“I was blessed to work with an individual who taught me how to be resilient,” Rosenfeldt says. “Women tend to dwell on things. I learned not to try to interpret or assume anything about what other people say or do. When you’re in a doom loop in your head, figure out who on your team can help. Deconstruct what’s going on when the job gets tough and find ways to work through it.”

Fitzpatrick’s sense of determination also played a large role in her success. “What you focus on becomes reality,” she says. “Rather than focus on the barriers, I always focused on the progress I was making. it takes determination and drive to continue moving up.”

In other words, don’t let doubt drive you off course or prevent you from pursuing new opportunities. There’s an often-quoted statistic that men will apply for a job when they meet only 60 percent of the qualifications, but women apply only if they meet 100 percent of them. “We can be our own worst enemies when we think we can’t do something,” Rosenfeldt says. “Women are usually more qualified than they think they are.”

“Opportunity doesn’t drop in your lap. The initiative and drive need to come from you. you have to want it,” Ross emphasizes. “Be the one to raise your hand, to volunteer to take on the tough job. Challenge yourself to learn something with every choice you make.”

“Be known for something. Take risks instead of staying comfortable. Every step forward, even if it’s not what you planned for, is a building block and a stepping stone,” Eley adds. She also warns women not to fall into the trap of trying to play “nicey-nice” all the time: “Don’t use your shy voice. Have the mindset that says, ‘I’m at this table; I’m here for a reason, and I’m going to speak at this table.’ You can be the driver of the conversation and can command just as much presence as the men.”

It’s not only you that benefits from speaking up, speaking out, and staking your claim at the business table. Younger women are watching and taking cues. Pictor, for example, says she gained courage from seeing other strong women express their views.
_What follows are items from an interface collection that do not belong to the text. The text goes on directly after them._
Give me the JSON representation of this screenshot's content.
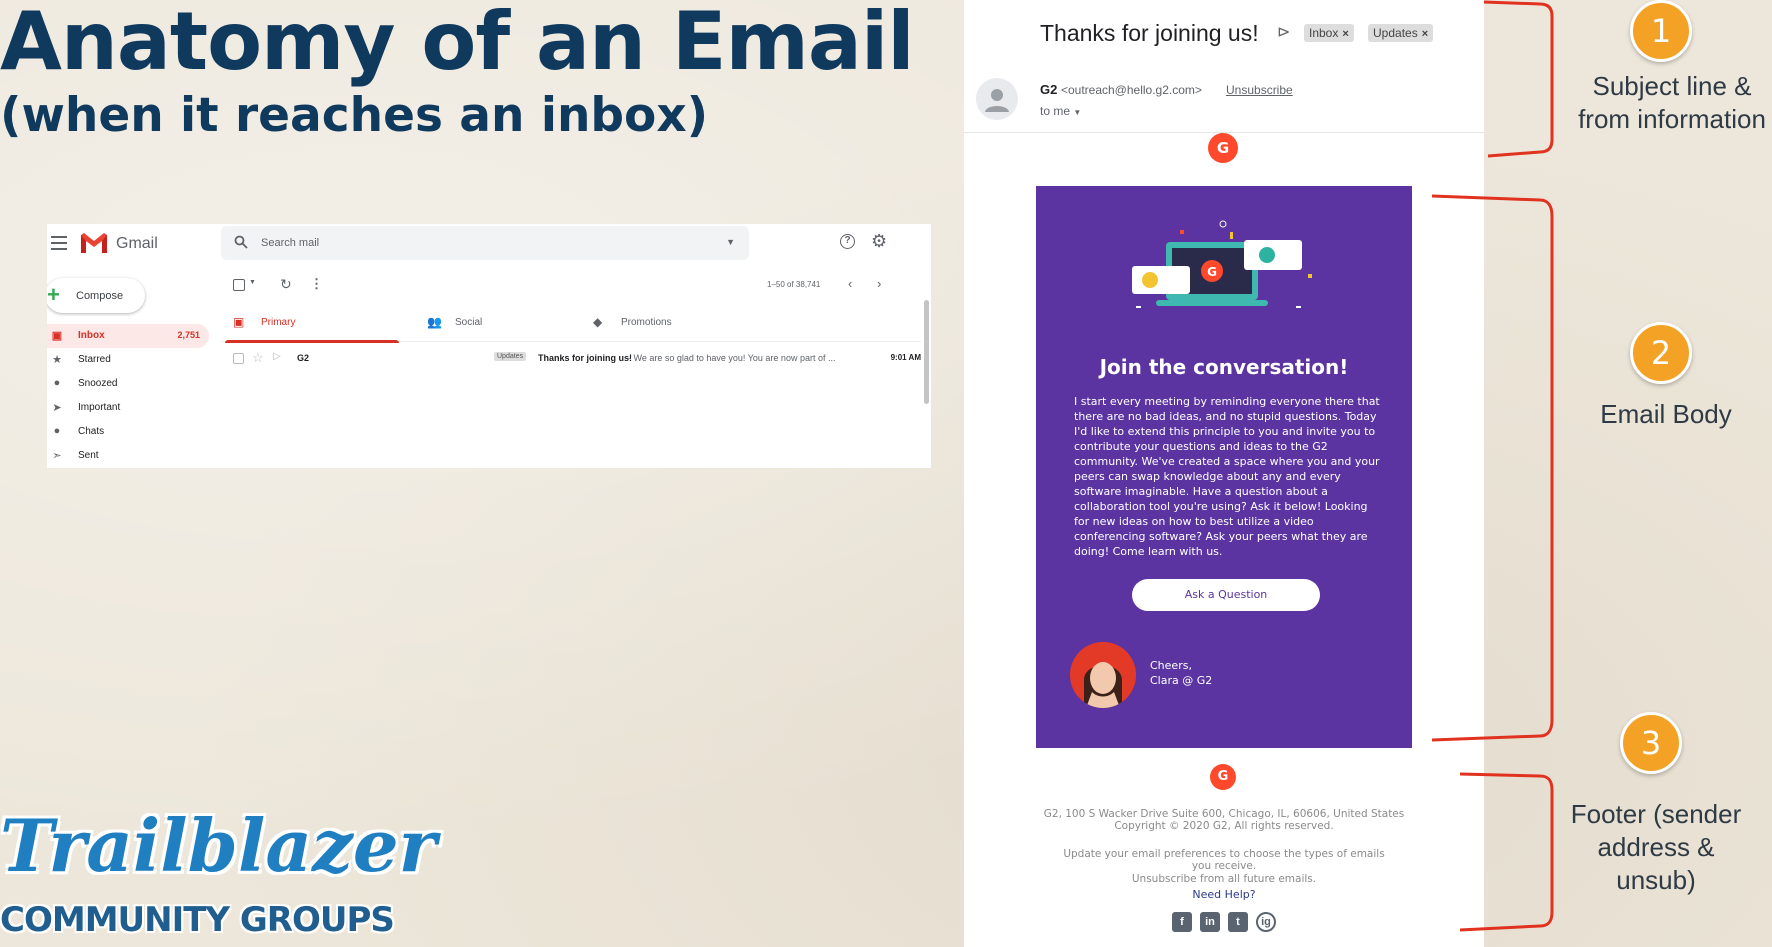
{
  "slide": {
    "title": "Anatomy of an Email",
    "subtitle": "(when it reaches an inbox)"
  },
  "gmail": {
    "brand": "Gmail",
    "search_placeholder": "Search mail",
    "compose_label": "Compose",
    "nav": [
      {
        "label": "Inbox",
        "count": "2,751",
        "icon": "inbox-icon"
      },
      {
        "label": "Starred",
        "count": "",
        "icon": "star-icon"
      },
      {
        "label": "Snoozed",
        "count": "",
        "icon": "clock-icon"
      },
      {
        "label": "Important",
        "count": "",
        "icon": "important-icon"
      },
      {
        "label": "Chats",
        "count": "",
        "icon": "chat-icon"
      },
      {
        "label": "Sent",
        "count": "",
        "icon": "send-icon"
      }
    ],
    "pagination": "1–50 of 38,741",
    "tabs": [
      {
        "label": "Primary",
        "icon": "inbox-icon"
      },
      {
        "label": "Social",
        "icon": "people-icon"
      },
      {
        "label": "Promotions",
        "icon": "tag-icon"
      }
    ],
    "row": {
      "sender": "G2",
      "badge": "Updates",
      "subject": "Thanks for joining us!",
      "snippet": " - We are so glad to have you! You are now part of ...",
      "time": "9:01 AM"
    }
  },
  "email": {
    "subject": "Thanks for joining us!",
    "chips": [
      "Inbox",
      "Updates"
    ],
    "sender_name": "G2",
    "sender_address": "<outreach@hello.g2.com>",
    "unsubscribe": "Unsubscribe",
    "to": "to me",
    "logo_text": "G",
    "card_title": "Join the conversation!",
    "card_body": "I start every meeting by reminding everyone there that there are no bad ideas, and no stupid questions. Today I'd like to extend this principle to you and invite you to contribute your questions and ideas to the G2 community. We've created a space where you and your peers can swap knowledge about any and every software imaginable. Have a question about a collaboration tool you're using? Ask it below! Looking for new ideas on how to best utilize a video conferencing software? Ask your peers what they are doing! Come learn with us.",
    "cta": "Ask a Question",
    "sign_line1": "Cheers,",
    "sign_line2": "Clara @ G2",
    "footer_address": "G2, 100 S Wacker Drive Suite 600, Chicago, IL, 60606, United States",
    "footer_copyright": "Copyright © 2020 G2, All rights reserved.",
    "footer_pref": "Update your email preferences to choose the types of emails you receive.",
    "footer_unsub": "Unsubscribe from all future emails.",
    "need_help": "Need Help?",
    "social": [
      "f",
      "in",
      "t",
      "ig"
    ]
  },
  "callouts": [
    {
      "number": "1",
      "label": "Subject line & from information"
    },
    {
      "number": "2",
      "label": "Email Body"
    },
    {
      "number": "3",
      "label": "Footer (sender address & unsub)"
    }
  ],
  "logo": {
    "script": "Trailblazer",
    "sub": "COMMUNITY GROUPS"
  },
  "colors": {
    "title": "#0f3a5e",
    "card": "#5b34a1",
    "bracket": "#e0321e",
    "callout": "#f4a226",
    "g2": "#ff492c"
  }
}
Today, she credits her outspoken nature with helping to advance her to the manager level. “Firms have to be willing to hear female voices, and women have to own their responsibility to speak up,” she says.


Juggling personal and professional lives isn’t easy, but women in executive roles want other women to know that it is possible to be happy at work and at home.

“I knew that if i wanted to be partner, it wasn’t going to be a 9-to-5 job. It wouldn’t have worked for me to keep my work and family lives totally separate. I had to incorporate the job into my life. It’s a juggling act, but when you start doing it, you can get really good at it,” Rosenfeldt says, adding that she challenges women on her team not to leave until they’ve tried different options for balancing their work and home lives.

“Some people give up before they even know what’s involved,” Fitzpatrick says, recounting her own doubts about being able to “do it all” when she had her first child as a new manager. “I was a new mom, I had a new role at work, and I wanted to be super involved in both places,” she recounts. “Even with a great support system, it took a while to feel like I was doing a great job at home and at work.” Fitzpatrick took the advice of her parents, who told her not to make a rash decision about leaving her job. She offers the same words of wisdom to her employees today.

Pictor and her peers know they are lucky to see how the generation ahead of them made it to the senior ranks. And Pictor, for one, is hopeful that with more women in the pipeline, the number of male and female partners will begin to balance out in the years ahead.

“It’s definitely a changing landscape,” Chow says. It seems to her that more women are coming into the profession wanting to move up and make partner. And even when women have kids, firms are trying harder to retain them and keep them on the partner track. On a closing note, Chow says, “at the end of the day, if you work hard, stretch yourself, and make it known you’re interested in getting promoted, the firm will help you get there.”
Dive deeper into the accounting and finance profession’s culture challenges in the 2018 INSIGHT Special Feature, “The Culture Conflicts.”

Leave a comment